Accounts Payable Activities

Accounts payable activities arise when the company purchases products or services on credit or pays for previous credit purchases. Whenever the company incurs an accounts payable, it promises to pay for the purchase on a future date. The period to pay for the purchase customarily does not extend beyond one year and is often stated in a specific number of days. Accounts payable represent liabilities for the company since it owes the money to another entity.

Statement Of Cash Flows – Operating Activities

The statement of cash flows reports cash transactions in three categories. These include operating activities, investing activities and financing activities. Operating activities include those activities that occur as the result of the company’s main line of business. Investing activities occur when a company decides to sell or purchase business assets. Financing activities refer to obtaining money to pay for business activities. Accounts payable transactions appear in the company’s operating activities section of the statement of cash flows, when using the indirect method.

Indirect Method

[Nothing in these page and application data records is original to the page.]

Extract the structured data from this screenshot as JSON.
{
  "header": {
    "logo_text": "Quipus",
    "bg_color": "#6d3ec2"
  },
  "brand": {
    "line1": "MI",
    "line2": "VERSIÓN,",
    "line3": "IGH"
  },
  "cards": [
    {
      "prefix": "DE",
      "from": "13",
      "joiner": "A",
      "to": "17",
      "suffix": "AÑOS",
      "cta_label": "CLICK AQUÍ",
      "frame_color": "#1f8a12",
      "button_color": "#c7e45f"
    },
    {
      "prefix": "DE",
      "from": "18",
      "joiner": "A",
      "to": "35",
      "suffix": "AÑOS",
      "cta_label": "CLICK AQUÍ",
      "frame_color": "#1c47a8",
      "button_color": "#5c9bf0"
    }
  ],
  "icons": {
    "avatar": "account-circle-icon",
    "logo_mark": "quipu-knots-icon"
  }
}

The indirect method starts by listing the net income reported on the income statement. The company calculates net income using the accrual method. This method includes revenues which the company earned but not yet received, as well as expenses the company incurred but has yet to pay. Non-cash transactions included in net income are reversed. Changes in current asset or current liability balances are also recognized in this section. Accounts payable represents a current liability and changes in this balance appear in this section.

Changes In Accounts Payable

When accounts payable increases, it indicates that a company has purchased more items on credit. No cash outflows occurred for these purchases yet, meaning the company retains the cash. These purchases reduced net income by increasing the expenses for the period. An increase in accounts payable reduces operating cash outflows for the period. When accounts payable decreases, it indicates that the company purchased fewer items on credit. More cash outflows occurred to pay for previous purchases, meaning the company’s cash decreased. A decrease in accounts payable increases operating cash outflows for the period.